“I bet you’ve got a leak!” said the head painter.
“No, that was yesterday,” I retorted dryly.
Freya and I retired as usual to what should now be called the bedroom since the bed has been moved in and we now sleep here. As the workmen always leave the front door open, it is not always obvious when there are new arrivals but I did manage to catch the plumber when he arrived. By then one of the painters was working away in the bathroom. The plumber went in reluctantly, making it momentarily the most crowded bathroom in London. I explained what the problem was and heard him mutter “I don’t know what to do about that”, then, to me, “We’re going to put silicone round it.”
“Yes,” said I, “but the bath moves. You can’t have a bath that moves.”
The plumber stood there silently.
“You need to take the panel off and adjust the foot so it’s firm against the wooden block it stands on.”
I don’t see it’s my job to tell the plumber what to do but I am not going to be spoofed into being stuck with a wonky bath, silicone or no silicone.
“Well, I can’t do it now,” said the plumber grumpily. “I’ll do it later when the painting’s finished.” And off he went.
I retired to the bedroom-citadel and let them get on with the work. Mid-morning they invited me to come and look at the front room. “Good, isn’t it?” they asked. I was rather shocked. It didn’t look good at all. It looked more like something done by amateurs. Then I decided that these were professionals who knew what they were doing and things would improve. I returned to my lair.
At about 2 pm they knocked off. “Leave the window open for a couple of hours,” they said as a parting shot. “To let it dry properly.”
I emerged and went to look at the results of their work. I was displeased by what I found in the bathroom and hall. They had made no attempt to clean up as other teams did. There was dirt and pieces of plaster and paint scrapings all over the place. Henrietta was going to be busy. But when I entered the front room, I was frankly appalled. They had made little attempt to cover things and there were spots of paint all over the floor and on the counter tops.
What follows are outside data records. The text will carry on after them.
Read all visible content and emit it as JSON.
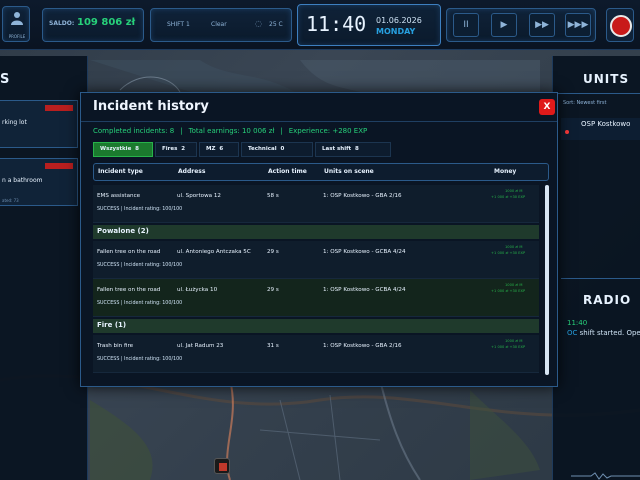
{
  "topbar": {
    "profile_label": "PROFILE",
    "saldo_label": "SALDO:",
    "saldo_value": "109 806 zł",
    "shift_label": "SHIFT 1",
    "weather": "Clear",
    "temperature": "25 C",
    "time": "11:40",
    "date": "01.06.2026",
    "weekday": "MONDAY",
    "speed_buttons": [
      "II",
      "▶",
      "▶▶",
      "▶▶▶"
    ]
  },
  "left_panel": {
    "header": "S",
    "cards": [
      {
        "text": "rking lot",
        "sub": ""
      },
      {
        "text": "n a bathroom",
        "sub": "ated: 73"
      }
    ]
  },
  "right_panel": {
    "units_title": "UNITS",
    "sort_label": "Sort:",
    "sort_value": "Newest first",
    "unit_name": "OSP Kostkowo",
    "radio_title": "RADIO",
    "radio_time": "11:40",
    "radio_sender": "OC",
    "radio_message": "shift started. Ope"
  },
  "modal": {
    "title": "Incident history",
    "close_label": "X",
    "stats": {
      "completed": "Completed incidents: 8",
      "earnings": "Total earnings: 10 006 zł",
      "experience": "Experience: +280 EXP"
    },
    "tabs": [
      {
        "label": "Wszystkie",
        "count": "8",
        "active": true
      },
      {
        "label": "Fires",
        "count": "2",
        "active": false
      },
      {
        "label": "MZ",
        "count": "6",
        "active": false
      },
      {
        "label": "Technical",
        "count": "0",
        "active": false
      },
      {
        "label": "Last shift",
        "count": "8",
        "active": false
      }
    ],
    "columns": [
      "Incident type",
      "Address",
      "Action time",
      "Units on scene",
      "Money"
    ],
    "groups": [
      {
        "title": "",
        "rows": [
          {
            "type": "EMS assistance",
            "address": "ul. Sportowa 12",
            "time": "58 s",
            "units": "1: OSP Kostkowo - GBA 2/16",
            "result": "SUCCESS | Incident rating: 100/100",
            "money1": "1000 zł  M",
            "money2": "+1 000 zł  +30 EXP",
            "green": false
          }
        ]
      },
      {
        "title": "Powalone (2)",
        "rows": [
          {
            "type": "Fallen tree on the road",
            "address": "ul. Antoniego Antczaka 5C",
            "time": "29 s",
            "units": "1: OSP Kostkowo - GCBA 4/24",
            "result": "SUCCESS | Incident rating: 100/100",
            "money1": "1000 zł  M",
            "money2": "+1 000 zł  +30 EXP",
            "green": false
          },
          {
            "type": "Fallen tree on the road",
            "address": "ul. Łużycka 10",
            "time": "29 s",
            "units": "1: OSP Kostkowo - GCBA 4/24",
            "result": "SUCCESS | Incident rating: 100/100",
            "money1": "1000 zł  M",
            "money2": "+1 000 zł  +30 EXP",
            "green": true
          }
        ]
      },
      {
        "title": "Fire (1)",
        "rows": [
          {
            "type": "Trash bin fire",
            "address": "ul. Jat Radum 23",
            "time": "31 s",
            "units": "1: OSP Kostkowo - GBA 2/16",
            "result": "SUCCESS | Incident rating: 100/100",
            "money1": "1000 zł  M",
            "money2": "+1 000 zł  +30 EXP",
            "green": false
          }
        ]
      }
    ]
  }
}
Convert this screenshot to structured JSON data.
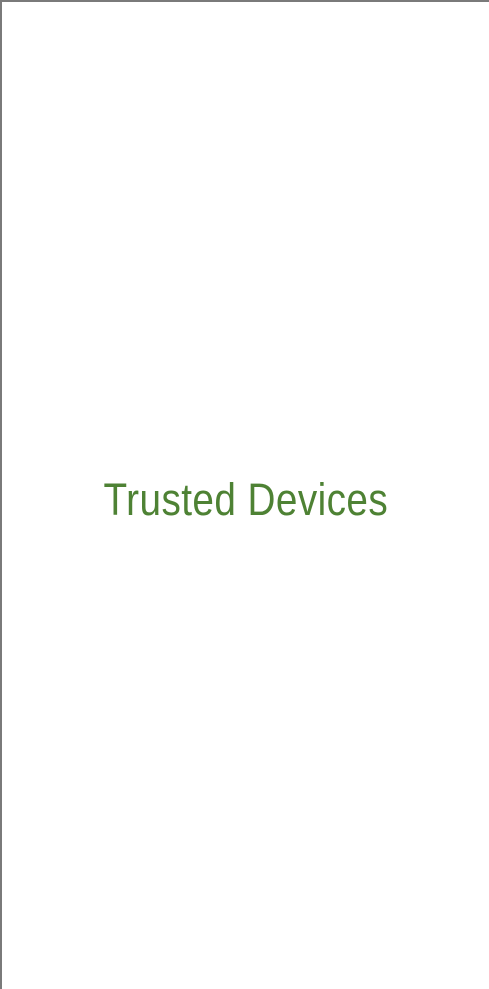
{
  "screen": {
    "title": "Trusted Devices"
  },
  "colors": {
    "title_green": "#4e8234",
    "frame_border": "#7a7a7a",
    "background": "#ffffff"
  }
}
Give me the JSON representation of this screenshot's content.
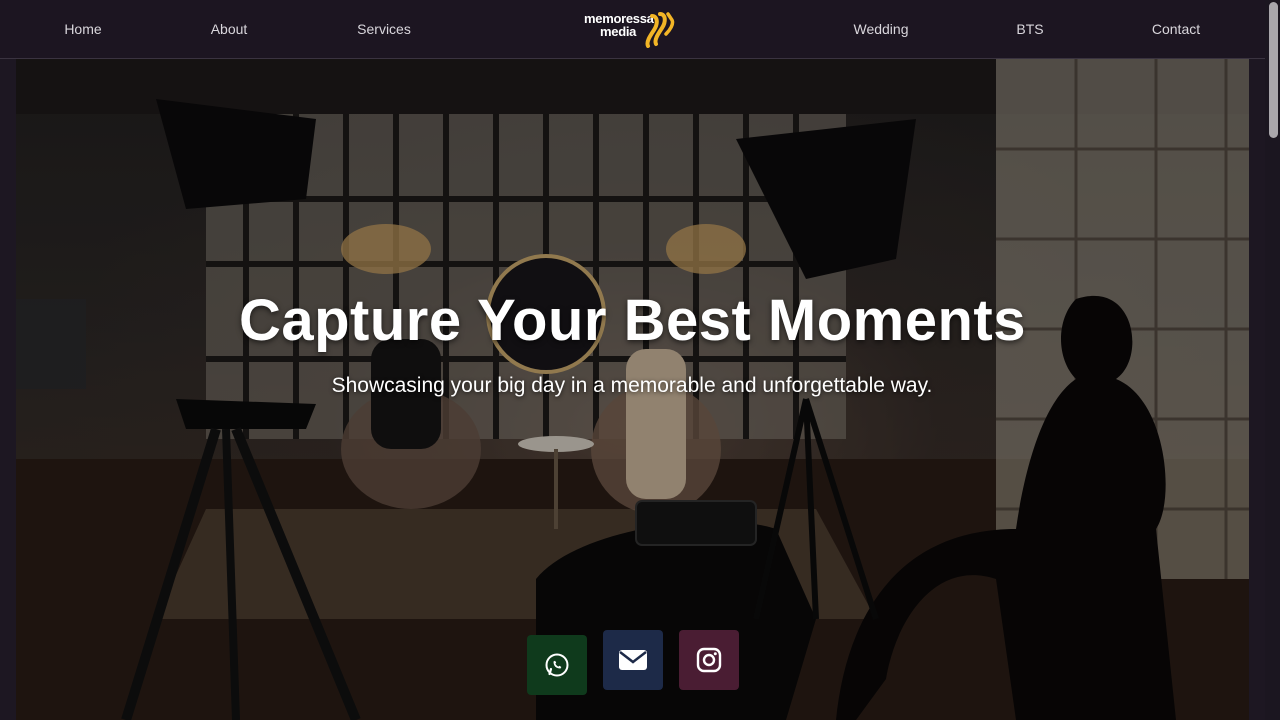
{
  "nav": {
    "left_links": [
      {
        "label": "Home"
      },
      {
        "label": "About"
      },
      {
        "label": "Services"
      }
    ],
    "right_links": [
      {
        "label": "Wedding"
      },
      {
        "label": "BTS"
      },
      {
        "label": "Contact"
      }
    ],
    "logo": {
      "line1": "memoressa",
      "line2": "media",
      "accent_color": "#f2b526"
    }
  },
  "hero": {
    "title": "Capture Your Best Moments",
    "subtitle": "Showcasing your big day in a memorable and unforgettable way."
  },
  "social": [
    {
      "icon": "whatsapp-icon",
      "color": "#0f3a1c"
    },
    {
      "icon": "envelope-icon",
      "color": "#1d2a48"
    },
    {
      "icon": "instagram-icon",
      "color": "#4a1d33"
    }
  ]
}
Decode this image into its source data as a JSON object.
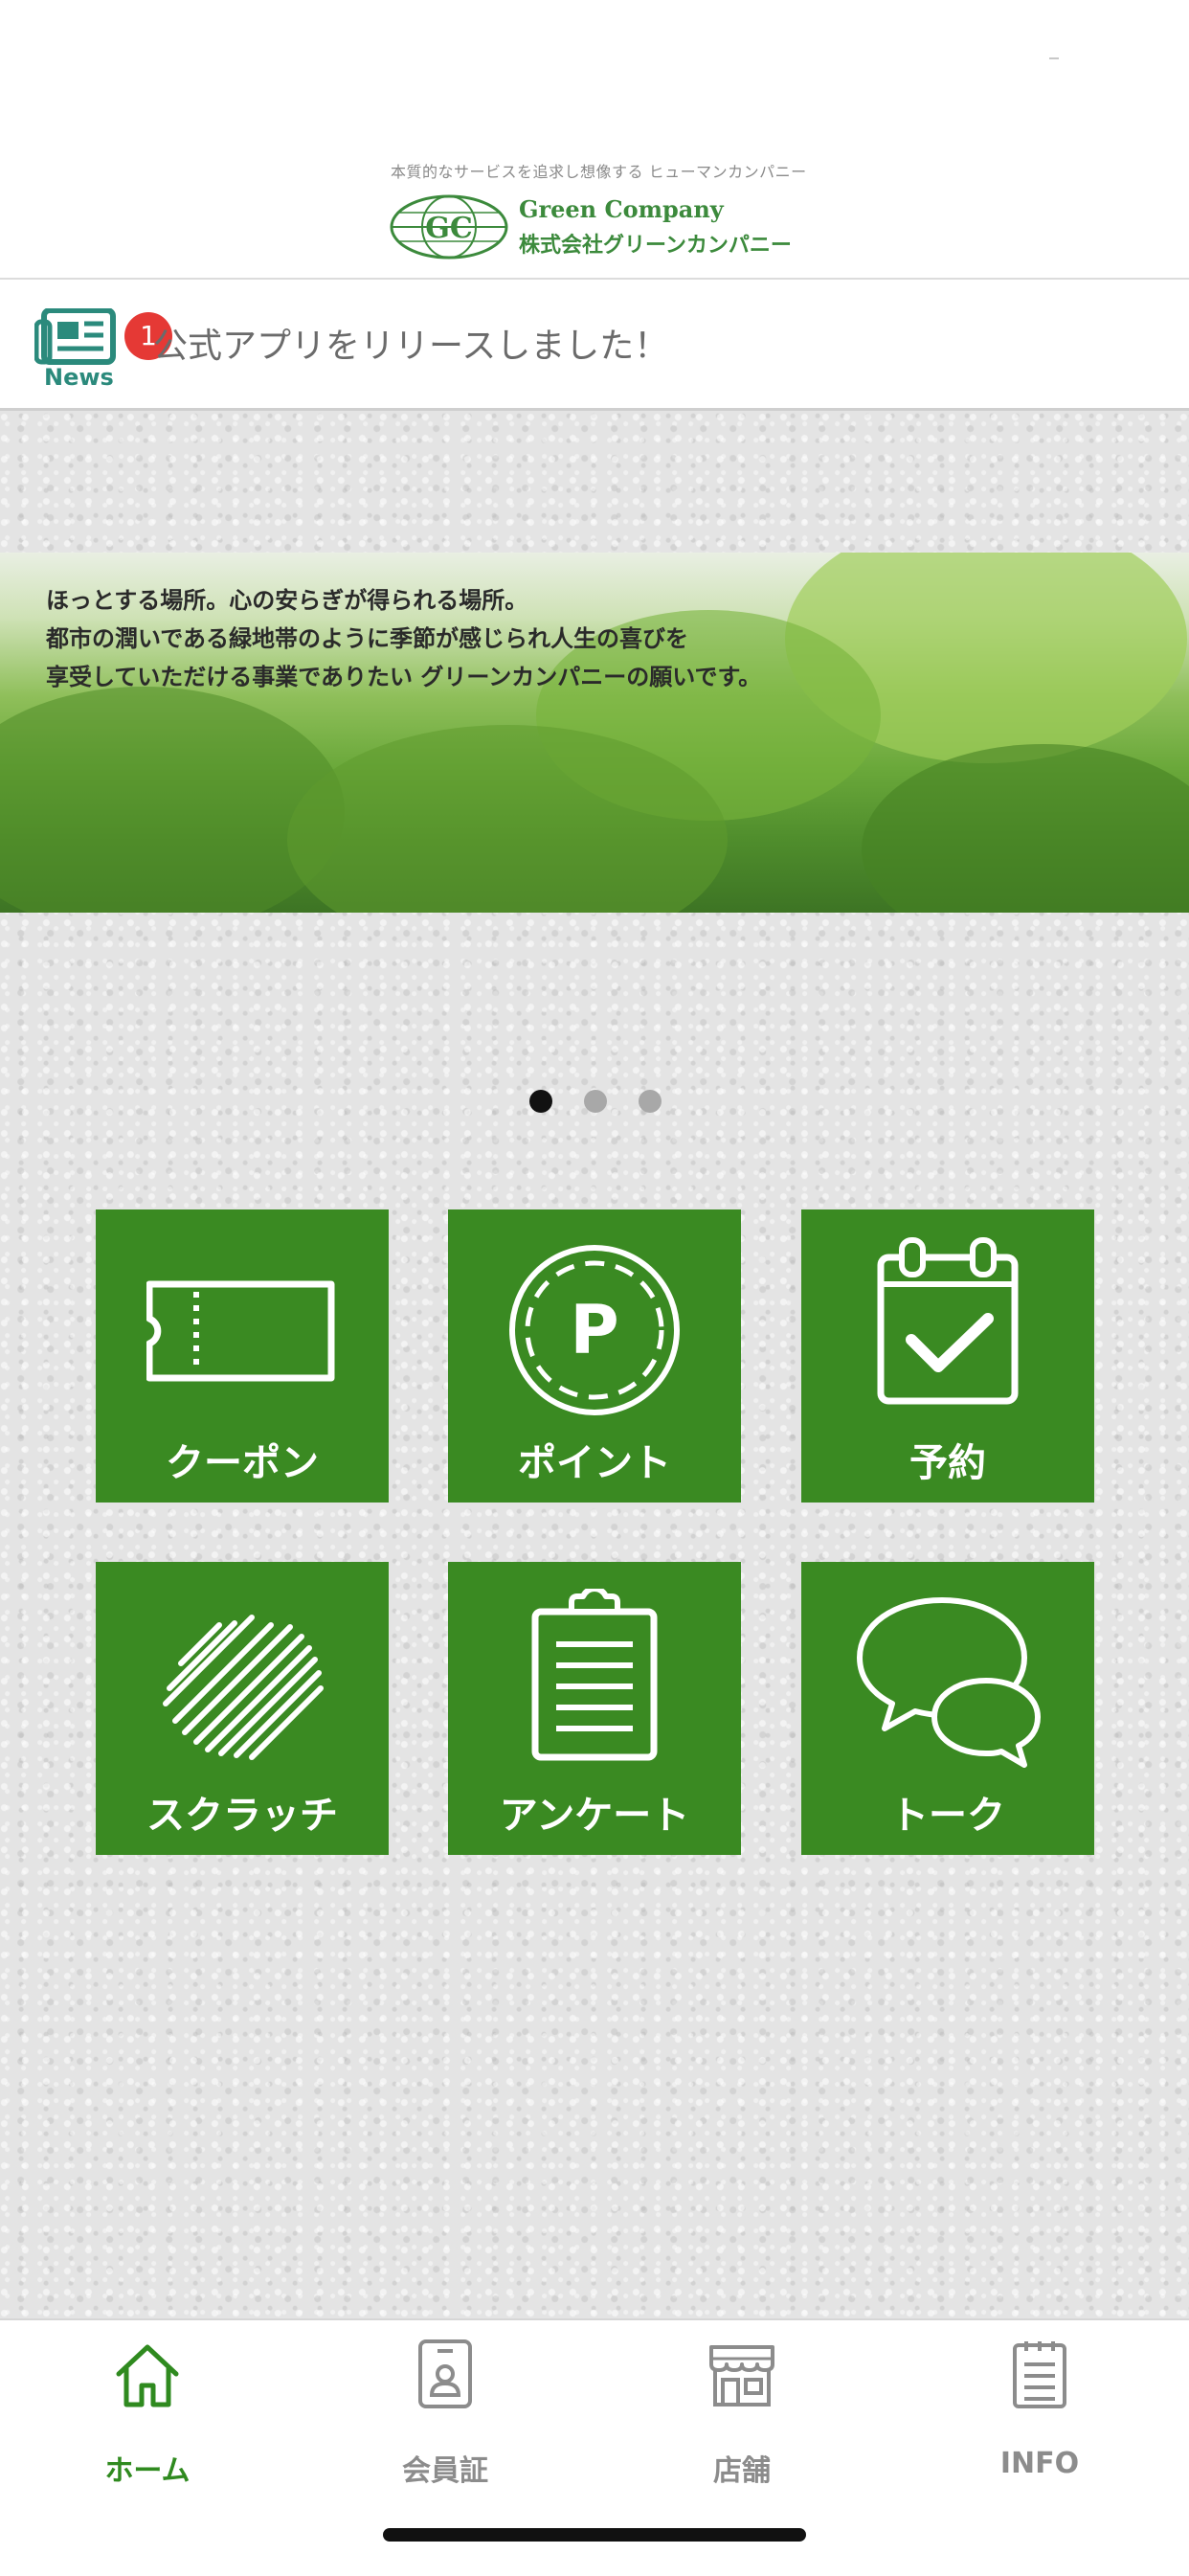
{
  "header": {
    "tagline": "本質的なサービスを追求し想像する ヒューマンカンパニー",
    "logo_mark": "GC",
    "company_en": "Green Company",
    "company_ja": "株式会社グリーンカンパニー"
  },
  "news": {
    "icon": "newspaper-icon",
    "label": "News",
    "badge_count": "1",
    "headline": "公式アプリをリリースしました！"
  },
  "banner": {
    "lines": [
      "ほっとする場所。心の安らぎが得られる場所。",
      "都市の潤いである緑地帯のように季節が感じられ人生の喜びを",
      "享受していただける事業でありたい グリーンカンパニーの願いです。"
    ],
    "slide_count": 3,
    "active_slide": 1
  },
  "menu": {
    "accent_color": "#3a8a22",
    "tiles": [
      {
        "label": "クーポン",
        "icon": "ticket-icon"
      },
      {
        "label": "ポイント",
        "icon": "point-coin-icon"
      },
      {
        "label": "予約",
        "icon": "calendar-check-icon"
      },
      {
        "label": "スクラッチ",
        "icon": "scratch-icon"
      },
      {
        "label": "アンケート",
        "icon": "clipboard-icon"
      },
      {
        "label": "トーク",
        "icon": "chat-bubbles-icon"
      }
    ]
  },
  "tabbar": {
    "active_color": "#2f8a1f",
    "items": [
      {
        "label": "ホーム",
        "icon": "home-icon",
        "active": true
      },
      {
        "label": "会員証",
        "icon": "member-card-icon",
        "active": false
      },
      {
        "label": "店舗",
        "icon": "store-icon",
        "active": false
      },
      {
        "label": "INFO",
        "icon": "info-list-icon",
        "active": false
      }
    ]
  }
}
Ripped off frieze paper lay in curls on the floor. On one wall they had painted over the existing paper that was already peeling. I found a paint tray and bucket, wet and uncovered, the former dripping paint on some unused cardboard boxes. Other paining gear, a vacuum cleaner, and personal property also sat there. One of their ladders had been leaned against the wall, leaving a mark in the paint. I just gawped. We were going to have to put furniture from the bedroom in here in order to make room to put the bed down to sleep on. With this mess, this would be impossible. What sort of “professionals” leave a place in this state, not merely at the end of the day but over the weekend?
I think this was the most depressing moment of the whole process to date. I just stood there thinking “What are we going to do, what are we going to do?”
I decided to call the management team. Two were on leave but the third was nearby and agreed to come over. It was a waste of time. I pointed to the peeling paper: “It’ll be picked up.” I pointed to an unfilled hole in the bathroom wall: “They’ll take care of that on Monday.” The mess evoked no response, nor my statement that I was going to have a job moving things. She kept repeating her mantra: “It’s looking very nice already, isn’t it?” I’ve heard of that Friday feeling that this is ridiculous.
What do you do when you are in despair? You get stuck in. I plied Henrietta with a will. I pushed and shoved. There was painter’s gear stacked in the main hall so the stuff they had left in my place went to join it, all except their personal belongings and the vacuum cleaner. After some hard graft, I had the place looking slightly better and the chaos more manageable.
Tigger arrived home and was as put out as I was but she was seeing the tidied up version. We had a cup of tea and then got stuck in again. We managed to push, shove and kick things into a better configuration and make room for the furniture that had to come out of the bedroom. Nothing could go against the walls, of course, so it was like working in a smaller room. Somehow the miracle was performed and we were able to impose our will on the situation.
I am not looking forward to next week and a resumption of the painting. This looks like being the worst part of the whole project.